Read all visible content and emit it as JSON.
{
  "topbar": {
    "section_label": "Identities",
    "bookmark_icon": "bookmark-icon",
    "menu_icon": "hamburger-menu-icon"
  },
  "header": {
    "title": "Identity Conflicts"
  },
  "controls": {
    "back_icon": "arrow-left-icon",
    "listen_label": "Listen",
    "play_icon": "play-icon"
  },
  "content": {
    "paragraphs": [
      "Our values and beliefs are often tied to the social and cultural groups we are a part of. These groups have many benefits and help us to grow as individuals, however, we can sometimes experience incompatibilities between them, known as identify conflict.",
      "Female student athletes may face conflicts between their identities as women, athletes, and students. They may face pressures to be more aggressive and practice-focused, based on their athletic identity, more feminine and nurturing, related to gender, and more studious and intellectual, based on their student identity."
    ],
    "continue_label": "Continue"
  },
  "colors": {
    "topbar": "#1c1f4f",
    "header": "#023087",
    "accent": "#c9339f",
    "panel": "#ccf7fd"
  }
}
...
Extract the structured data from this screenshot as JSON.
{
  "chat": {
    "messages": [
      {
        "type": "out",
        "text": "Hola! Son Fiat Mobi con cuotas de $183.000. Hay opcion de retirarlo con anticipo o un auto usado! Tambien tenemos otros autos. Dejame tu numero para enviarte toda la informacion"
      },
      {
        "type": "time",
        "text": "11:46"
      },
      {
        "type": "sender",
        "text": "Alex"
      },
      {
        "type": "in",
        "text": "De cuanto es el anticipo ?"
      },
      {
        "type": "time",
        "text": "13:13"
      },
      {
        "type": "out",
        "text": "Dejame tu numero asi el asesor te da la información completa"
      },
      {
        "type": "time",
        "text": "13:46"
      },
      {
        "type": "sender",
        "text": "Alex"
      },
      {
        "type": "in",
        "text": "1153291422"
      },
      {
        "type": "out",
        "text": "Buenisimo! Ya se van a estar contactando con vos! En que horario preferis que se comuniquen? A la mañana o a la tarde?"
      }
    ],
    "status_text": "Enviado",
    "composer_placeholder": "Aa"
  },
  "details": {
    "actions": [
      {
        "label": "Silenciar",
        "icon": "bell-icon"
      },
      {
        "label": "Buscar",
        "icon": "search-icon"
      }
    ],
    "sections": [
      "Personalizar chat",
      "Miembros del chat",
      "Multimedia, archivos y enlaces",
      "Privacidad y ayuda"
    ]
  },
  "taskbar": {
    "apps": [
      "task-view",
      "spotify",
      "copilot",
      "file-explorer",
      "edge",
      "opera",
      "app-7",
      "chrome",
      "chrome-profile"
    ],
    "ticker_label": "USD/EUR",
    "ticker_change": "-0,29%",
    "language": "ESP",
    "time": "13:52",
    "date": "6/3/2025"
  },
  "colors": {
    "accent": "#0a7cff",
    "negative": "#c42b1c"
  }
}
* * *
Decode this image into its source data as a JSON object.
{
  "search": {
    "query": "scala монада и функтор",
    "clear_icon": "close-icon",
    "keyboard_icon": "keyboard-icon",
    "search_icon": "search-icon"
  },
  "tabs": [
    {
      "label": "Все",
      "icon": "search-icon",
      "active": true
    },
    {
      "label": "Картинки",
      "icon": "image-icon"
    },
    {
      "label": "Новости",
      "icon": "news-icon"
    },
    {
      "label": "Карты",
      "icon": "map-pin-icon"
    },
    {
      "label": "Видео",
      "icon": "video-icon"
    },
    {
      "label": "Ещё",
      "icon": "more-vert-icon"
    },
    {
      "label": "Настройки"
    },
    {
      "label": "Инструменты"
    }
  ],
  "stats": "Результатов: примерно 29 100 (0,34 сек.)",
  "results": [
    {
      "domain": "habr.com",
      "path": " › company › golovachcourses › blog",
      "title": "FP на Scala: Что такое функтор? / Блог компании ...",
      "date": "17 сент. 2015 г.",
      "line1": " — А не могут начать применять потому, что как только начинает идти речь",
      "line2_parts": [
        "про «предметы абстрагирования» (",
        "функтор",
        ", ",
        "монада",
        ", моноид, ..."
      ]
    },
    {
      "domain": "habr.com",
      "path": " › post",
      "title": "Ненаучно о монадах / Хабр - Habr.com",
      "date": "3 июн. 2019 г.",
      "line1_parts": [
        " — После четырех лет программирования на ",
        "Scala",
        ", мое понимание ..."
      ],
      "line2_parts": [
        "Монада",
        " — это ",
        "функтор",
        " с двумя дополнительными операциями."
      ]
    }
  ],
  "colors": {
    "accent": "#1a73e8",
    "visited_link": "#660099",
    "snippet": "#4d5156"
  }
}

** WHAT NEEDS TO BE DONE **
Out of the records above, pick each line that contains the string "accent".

** RESULT OF THE EXERCISE **
    "accent": "#c9339f",
    "accent": "#0a7cff",
    "accent": "#1a73e8",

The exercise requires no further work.